Invest in good running shoes—Old or ill-fitting shoes do not provide the proper amount of support needed for running, particularly on hard concrete or roads. The wrong shoes can affect both your running technique and your joints. You should purchase new running shoes after you have run 400-500 miles in your old pair.
Build your endurance—Without developing good endurance, participating in long-distance races will be difficult. When preparing for races, you should do one long run per week to build stamina. Another good way to build endurance is to incorporate stretching into your routine. Stretching helps prevent injury and reduce the stress your body endures after long races.
An attorney representing clients in the Dayton, Ohio, area, Kyle T. Kirts has more than 15 years of experience litigating criminal defense and family law matters. Kyle Kirts also handles landlord and tenant cases.
In the state of Ohio, landlords must comply with specific regulations regardless of whether these stipulations are outlined in a lease. The law also does not allow a tenant to waive the landlord’s obligations under any circumstance.
The regulations require landlords to maintain the facilities up to health code and safety standards, assume responsibility for sanitation in common areas, and supply running water to tenants. Further, landlords must make a reasonable amount of hot water and heat available at all times. However, the regulations allow the landlord to enforce an agreement stipulating that the tenant will pay for part or all of the utilities supplied to a residence. Property owners must also adhere to tenant privacy rights and not enter a home without a legitimate reason, such as to make repairs, inspect for damages, or show the home to prospective renters.
Kyle T. Kirts leverages a wide range of legal experience to lead his private practice in Dayton, Ohio, where he concentrates on family law, criminal defense, probate, and juvenile law. To prepare for his legal career, Kyle Kirts earned a JD from the University of Dayton School of Law (UDSL).
UDSL recently issued a press release to announce that its achievements in enrollment, curricular advancement, and career placement were recognized when U.S. News & World Report ranked USDL as a top-tier law school. According to USDL, the school improved its national ranking by 16 places to earn its first top-tier ranking on the 2015 U.S. News report, based on reviews from lawyers and judges. USDL has been progressively growing its reputation for excellence over the years, moving up 40 places on the U.S. News & World Report two years ago.
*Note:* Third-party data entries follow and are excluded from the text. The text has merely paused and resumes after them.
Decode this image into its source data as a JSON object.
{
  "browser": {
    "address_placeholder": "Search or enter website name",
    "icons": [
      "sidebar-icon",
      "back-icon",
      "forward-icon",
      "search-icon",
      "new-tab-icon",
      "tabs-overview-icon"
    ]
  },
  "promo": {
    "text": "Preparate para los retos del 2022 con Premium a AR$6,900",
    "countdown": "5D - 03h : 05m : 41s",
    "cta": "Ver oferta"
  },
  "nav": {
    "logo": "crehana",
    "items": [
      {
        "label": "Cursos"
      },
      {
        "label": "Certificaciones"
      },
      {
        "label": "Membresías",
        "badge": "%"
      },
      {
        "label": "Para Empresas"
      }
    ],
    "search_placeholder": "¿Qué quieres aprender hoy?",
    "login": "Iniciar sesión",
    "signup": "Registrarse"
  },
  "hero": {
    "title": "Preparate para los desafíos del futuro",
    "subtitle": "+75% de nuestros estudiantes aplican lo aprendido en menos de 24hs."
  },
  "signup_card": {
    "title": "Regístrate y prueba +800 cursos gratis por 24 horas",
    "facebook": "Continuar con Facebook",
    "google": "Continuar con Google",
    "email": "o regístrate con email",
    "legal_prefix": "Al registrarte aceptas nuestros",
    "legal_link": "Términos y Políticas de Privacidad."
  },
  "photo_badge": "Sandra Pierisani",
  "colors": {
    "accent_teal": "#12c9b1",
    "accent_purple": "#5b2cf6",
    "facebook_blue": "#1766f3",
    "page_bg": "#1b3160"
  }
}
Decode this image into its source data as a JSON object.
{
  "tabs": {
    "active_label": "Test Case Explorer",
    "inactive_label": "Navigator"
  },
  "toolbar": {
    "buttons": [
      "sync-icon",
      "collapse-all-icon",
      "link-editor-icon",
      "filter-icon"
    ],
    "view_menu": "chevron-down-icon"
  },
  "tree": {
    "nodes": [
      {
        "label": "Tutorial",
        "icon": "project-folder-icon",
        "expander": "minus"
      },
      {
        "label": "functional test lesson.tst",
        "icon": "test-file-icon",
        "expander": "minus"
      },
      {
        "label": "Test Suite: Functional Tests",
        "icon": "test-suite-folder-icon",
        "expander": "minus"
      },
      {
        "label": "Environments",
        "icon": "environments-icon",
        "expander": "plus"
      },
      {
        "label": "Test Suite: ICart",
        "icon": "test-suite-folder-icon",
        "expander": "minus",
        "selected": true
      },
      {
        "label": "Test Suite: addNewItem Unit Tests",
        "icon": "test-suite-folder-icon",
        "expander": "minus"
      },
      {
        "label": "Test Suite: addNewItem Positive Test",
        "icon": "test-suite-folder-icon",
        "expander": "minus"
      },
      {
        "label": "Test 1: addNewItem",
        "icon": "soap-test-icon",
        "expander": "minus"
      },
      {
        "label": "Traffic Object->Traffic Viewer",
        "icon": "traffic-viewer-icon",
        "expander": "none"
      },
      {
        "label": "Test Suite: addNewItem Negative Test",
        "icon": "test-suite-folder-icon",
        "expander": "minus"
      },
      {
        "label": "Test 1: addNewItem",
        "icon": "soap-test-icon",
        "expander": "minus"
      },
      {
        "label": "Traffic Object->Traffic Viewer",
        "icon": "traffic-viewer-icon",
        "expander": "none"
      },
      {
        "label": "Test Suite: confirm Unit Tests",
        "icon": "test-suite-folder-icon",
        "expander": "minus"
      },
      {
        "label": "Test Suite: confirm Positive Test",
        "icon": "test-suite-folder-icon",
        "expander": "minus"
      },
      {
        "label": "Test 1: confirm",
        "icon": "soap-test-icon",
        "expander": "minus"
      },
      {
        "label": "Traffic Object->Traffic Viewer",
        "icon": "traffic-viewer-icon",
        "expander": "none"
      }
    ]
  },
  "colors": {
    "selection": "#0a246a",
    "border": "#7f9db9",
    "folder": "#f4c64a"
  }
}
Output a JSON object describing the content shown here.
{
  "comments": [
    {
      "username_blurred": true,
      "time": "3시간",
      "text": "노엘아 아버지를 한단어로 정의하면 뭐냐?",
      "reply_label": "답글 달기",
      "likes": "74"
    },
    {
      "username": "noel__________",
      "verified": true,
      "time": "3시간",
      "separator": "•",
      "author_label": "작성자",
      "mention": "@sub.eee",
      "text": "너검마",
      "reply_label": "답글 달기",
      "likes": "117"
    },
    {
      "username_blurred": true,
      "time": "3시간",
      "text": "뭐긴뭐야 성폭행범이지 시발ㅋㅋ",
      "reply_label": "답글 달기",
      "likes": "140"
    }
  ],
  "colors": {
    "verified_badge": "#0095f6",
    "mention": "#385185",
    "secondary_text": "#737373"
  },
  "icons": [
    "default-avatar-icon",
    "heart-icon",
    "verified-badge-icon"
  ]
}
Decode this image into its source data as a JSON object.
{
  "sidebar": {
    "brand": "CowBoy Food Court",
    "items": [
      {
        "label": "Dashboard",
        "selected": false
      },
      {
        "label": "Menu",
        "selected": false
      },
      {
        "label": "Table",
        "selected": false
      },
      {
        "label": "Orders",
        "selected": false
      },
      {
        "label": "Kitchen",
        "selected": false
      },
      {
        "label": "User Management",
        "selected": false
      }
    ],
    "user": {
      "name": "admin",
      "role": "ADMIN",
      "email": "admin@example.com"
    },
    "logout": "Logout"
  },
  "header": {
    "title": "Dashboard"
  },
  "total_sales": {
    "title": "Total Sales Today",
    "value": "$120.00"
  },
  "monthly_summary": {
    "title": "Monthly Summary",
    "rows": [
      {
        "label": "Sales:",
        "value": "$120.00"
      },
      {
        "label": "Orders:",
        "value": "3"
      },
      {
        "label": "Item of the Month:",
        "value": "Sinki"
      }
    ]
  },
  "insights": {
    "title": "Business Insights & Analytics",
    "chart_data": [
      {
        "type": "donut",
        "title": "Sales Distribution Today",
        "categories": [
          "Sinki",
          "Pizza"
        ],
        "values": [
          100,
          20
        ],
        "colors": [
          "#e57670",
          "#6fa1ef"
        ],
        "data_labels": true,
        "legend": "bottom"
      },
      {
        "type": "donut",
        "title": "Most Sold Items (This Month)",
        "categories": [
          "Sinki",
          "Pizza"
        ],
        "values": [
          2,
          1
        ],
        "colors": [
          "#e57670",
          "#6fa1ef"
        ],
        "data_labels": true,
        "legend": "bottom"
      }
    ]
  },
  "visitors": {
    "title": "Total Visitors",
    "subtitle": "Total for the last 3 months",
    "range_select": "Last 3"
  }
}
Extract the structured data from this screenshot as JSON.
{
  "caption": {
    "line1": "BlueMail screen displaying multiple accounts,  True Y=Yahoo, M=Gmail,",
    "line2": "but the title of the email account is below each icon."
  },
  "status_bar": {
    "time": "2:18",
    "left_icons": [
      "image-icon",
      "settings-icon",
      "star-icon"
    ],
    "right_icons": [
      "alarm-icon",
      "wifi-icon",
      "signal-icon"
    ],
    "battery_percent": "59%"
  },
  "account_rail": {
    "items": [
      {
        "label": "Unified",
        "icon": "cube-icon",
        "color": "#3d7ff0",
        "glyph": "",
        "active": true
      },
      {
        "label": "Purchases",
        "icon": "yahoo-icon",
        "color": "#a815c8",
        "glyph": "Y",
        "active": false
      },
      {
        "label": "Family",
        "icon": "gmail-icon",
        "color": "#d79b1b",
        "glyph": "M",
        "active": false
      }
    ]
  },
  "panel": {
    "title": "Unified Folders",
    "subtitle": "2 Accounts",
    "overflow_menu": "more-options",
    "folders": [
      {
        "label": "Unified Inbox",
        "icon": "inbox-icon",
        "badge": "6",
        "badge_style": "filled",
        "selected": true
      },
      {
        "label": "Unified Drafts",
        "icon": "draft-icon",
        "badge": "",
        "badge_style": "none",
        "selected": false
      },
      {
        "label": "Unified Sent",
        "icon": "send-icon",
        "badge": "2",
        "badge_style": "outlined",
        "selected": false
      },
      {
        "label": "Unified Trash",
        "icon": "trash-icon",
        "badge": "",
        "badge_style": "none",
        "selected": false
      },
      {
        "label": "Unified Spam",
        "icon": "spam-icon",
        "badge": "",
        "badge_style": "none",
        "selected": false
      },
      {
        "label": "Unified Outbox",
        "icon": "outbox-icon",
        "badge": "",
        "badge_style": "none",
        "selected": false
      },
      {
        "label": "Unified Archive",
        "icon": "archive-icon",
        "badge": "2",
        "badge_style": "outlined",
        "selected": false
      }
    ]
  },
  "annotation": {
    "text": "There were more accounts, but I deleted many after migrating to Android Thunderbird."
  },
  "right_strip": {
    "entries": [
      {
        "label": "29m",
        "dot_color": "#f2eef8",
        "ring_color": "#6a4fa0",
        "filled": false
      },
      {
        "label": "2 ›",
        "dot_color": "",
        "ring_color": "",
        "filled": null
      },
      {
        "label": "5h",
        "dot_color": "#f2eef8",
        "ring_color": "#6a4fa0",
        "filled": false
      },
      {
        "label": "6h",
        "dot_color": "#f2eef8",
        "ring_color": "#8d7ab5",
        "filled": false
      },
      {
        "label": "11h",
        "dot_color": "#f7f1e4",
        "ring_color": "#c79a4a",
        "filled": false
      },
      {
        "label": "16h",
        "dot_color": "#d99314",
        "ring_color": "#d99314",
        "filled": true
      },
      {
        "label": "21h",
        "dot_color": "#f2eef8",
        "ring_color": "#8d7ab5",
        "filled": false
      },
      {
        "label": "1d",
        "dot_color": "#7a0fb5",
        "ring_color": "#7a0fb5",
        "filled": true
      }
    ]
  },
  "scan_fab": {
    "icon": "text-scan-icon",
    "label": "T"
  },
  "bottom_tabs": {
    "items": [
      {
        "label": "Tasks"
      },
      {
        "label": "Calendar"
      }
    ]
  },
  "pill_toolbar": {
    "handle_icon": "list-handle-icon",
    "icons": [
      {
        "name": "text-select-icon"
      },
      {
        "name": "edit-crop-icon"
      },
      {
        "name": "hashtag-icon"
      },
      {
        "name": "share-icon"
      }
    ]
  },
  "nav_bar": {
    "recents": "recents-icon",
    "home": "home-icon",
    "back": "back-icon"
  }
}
In the press release, USDL notes that it has also met enrollment goals for two consecutive classes and earned 54th place for job placement out of the 202 law schools accredited with the American Bar Association. The school has additionally yielded success through its various curricular innovations, including a new intellectual property and entrepreneurship center.
For more than 15 years, Kyle Kirts has served as an attorney. He is currently based in Dayton, Ohio. When he is not practicing law, Kyle T. Kirts enjoys training for and running 5K races.
At just over three miles, 5K events are a perfect length for athletes building up to full marathons and other long-distance races. For inexperienced runners, a simple training regimen is possible that will prepare the body for running a 5K race in just eight weeks. During this training period, Fridays and Mondays should be used as rest days every week. Rest is of vital importance during training; skimping on rest days can lead to mental burnout and physical fatigue.
Tuesdays, Thursdays, and Saturdays, meanwhile, should be used as the primary running days. Individuals should attempt to start with a one-mile run and increase their mileage by a quarter of a mile every week. At this pace, runners can hit the three-mile mark by week seven and run the distance six times prior to the race. Wednesdays and Sundays should be used for cross-training cardio activities, such as cycling or swimming. Strength training is also advisable for a cross-training option. Wednesdays and Sundays can also be used for additional rest if necessary.